Roy Williams was the first great pick by the Cowboys
during the 2000s. The fact that the Cowboys unceremoniously dumped him today after the team was unable to find a trade partner is a sad ending to what could have been a more glorious career.
Williams began his career in 2002 as a free safety, starting next to a legend in Darren Woodson. The tandem reminded people of the Cliff Harris-Charlie Waters duo of the 1970s, given that both Woodson and Williams both possessed the ability to hit. And hit hard they did.
Williams was the subject of highlight reels as he made five consecutive Pro Bowls. But there were parts of his game that tarnished his reputation. Beginning in 2005, his coverage skills began to become exposed, and this problem worsened in more recent years. Moreover, his tackling skills did not match his hitting power. He relied heavily on the horse collar tackle, and when the league outlawed it in 2005, he continued to rely on the horse collar tackle. The play he made in the shot above led to a one-game suspension in 2007.
Despite making five Pro Bowls, which equals Darren Woodson’s total, few would place Williams in the top tier category with the likes of Mel Renfro, Cliff Harris, or Woodson. Williams probably falls into a second tier along with Charlie Waters.
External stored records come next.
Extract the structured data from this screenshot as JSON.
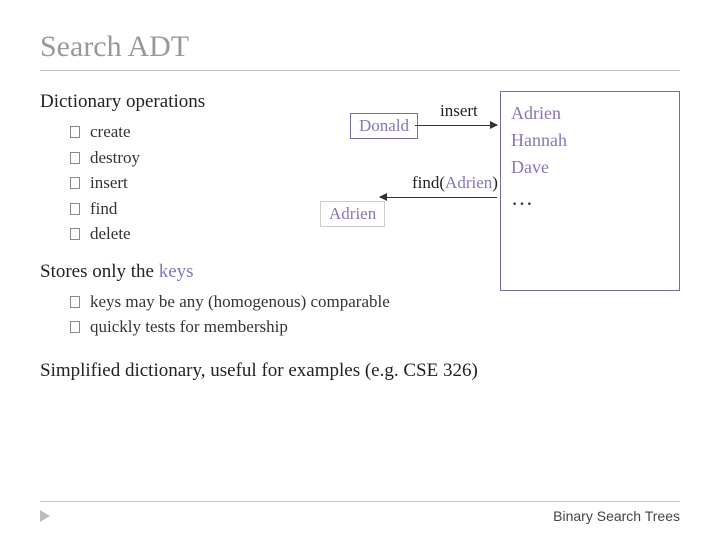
{
  "title": "Search ADT",
  "section1": {
    "heading": "Dictionary operations",
    "items": [
      "create",
      "destroy",
      "insert",
      "find",
      "delete"
    ]
  },
  "section2": {
    "lead": "Stores only the ",
    "accent": "keys",
    "items": [
      "keys may be any (homogenous) comparable",
      "quickly tests for membership"
    ]
  },
  "closing": "Simplified dictionary, useful for examples (e.g. CSE 326)",
  "diagram": {
    "box_items": [
      "Adrien",
      "Hannah",
      "Dave"
    ],
    "dots": "…",
    "donald": "Donald",
    "adrien_out": "Adrien",
    "insert_label": "insert",
    "find_label_pre": "find(",
    "find_arg": "Adrien",
    "find_label_post": ")"
  },
  "footer": "Binary Search Trees"
}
Consider these safeties:
Best of the Best
Mel Renfro (safety, 1964-69; cornerback, 1970-77): Renfro made six consecutive Pro Bowls as a safety during the 1960s. He later moved to cornerback and made four more Pro Bowls.
Cliff Harris (1970-79): Harris should receive much more consideration for the Hall of Fame. He made six Pro Bowls, was a member of the NFL’s All-1970s team, and is a member of the Ring of Honor.
Darren Woodson (1992-2003): Woodson was the prototype of the modern free safety– big enough to be a linebacker, but fast and agile enough to cover tight ends and slot receivers. There has been a bit of a push from fans to have Jerry Jones consider Woodson for the Ring of Honor. If only Williams had learned a bit more from Woody…
Very Good, but Flawed
Charlie Waters (safety, 1975-81): Waters was a mediocre cornerback who develped into a Pro Bowl safety. He was one of the best playoff performers in team history.
Roy Williams (2002-08): He will be remembered more for his flaws than for his five Pro Bowls.
Bill Bates (1983-1997): Bates was better known for his special teams play than as a great starting safety.
Michael Downs (1981-1988): Downs was a longtime starter, but his play never rose to the level of Waters or Harris.
Dexter Clinkscale (1980, 1982-85): A member of Thurman’s Thieves, Clinkscale made some memorable plays, but he was not a great overall safety.
Ray Horton (1989-1992): Horton was a decent safety during the years just before the dynasty began.
James Washington (1990-1994): Many people remember Washington thanks to his heroics in Super Bowl XXVIII. Overall, though, he was not an outstanding safety.
Thomas Everett (1992-1993): Everett was an important part of the 1992 and 1993 Super Bowl teams, but he was not in Dallas long enough to be considered a great one in team history.
Brock Marion (1993-1997): Marion became a Pro Bowl player in Miami, but he was not quite as good while he was with Dallas.
George Teague (1996, 1998-2001): Teague was adequate as a safety, but he is best remembered for knocking over another now-former Cowboy: